(Work instructions)
Please reproduce each of the entries below exactly as they appear.

(Exercise data)
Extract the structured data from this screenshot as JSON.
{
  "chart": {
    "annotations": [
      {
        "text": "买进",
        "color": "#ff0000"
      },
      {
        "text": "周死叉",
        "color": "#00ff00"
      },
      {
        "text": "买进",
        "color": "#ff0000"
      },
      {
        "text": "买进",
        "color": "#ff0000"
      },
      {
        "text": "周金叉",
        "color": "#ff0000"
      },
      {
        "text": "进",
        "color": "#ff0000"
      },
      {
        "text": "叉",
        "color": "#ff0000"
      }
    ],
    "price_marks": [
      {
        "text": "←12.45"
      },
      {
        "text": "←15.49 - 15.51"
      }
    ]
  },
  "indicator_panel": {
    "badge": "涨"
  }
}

(Result of the exercise)
Extract the structured data from this screenshot as JSON.
{
  "chart": {
    "annotations": [
      {
        "text": "买进",
        "color": "#ff0000"
      },
      {
        "text": "周死叉",
        "color": "#00ff00"
      },
      {
        "text": "买进",
        "color": "#ff0000"
      },
      {
        "text": "买进",
        "color": "#ff0000"
      },
      {
        "text": "周金叉",
        "color": "#ff0000"
      },
      {
        "text": "进",
        "color": "#ff0000"
      },
      {
        "text": "叉",
        "color": "#ff0000"
      }
    ],
    "price_marks": [
      {
        "text": "←12.45"
      },
      {
        "text": "←15.49 - 15.51"
      }
    ]
  },
  "indicator_panel": {
    "badge": "涨"
  }
}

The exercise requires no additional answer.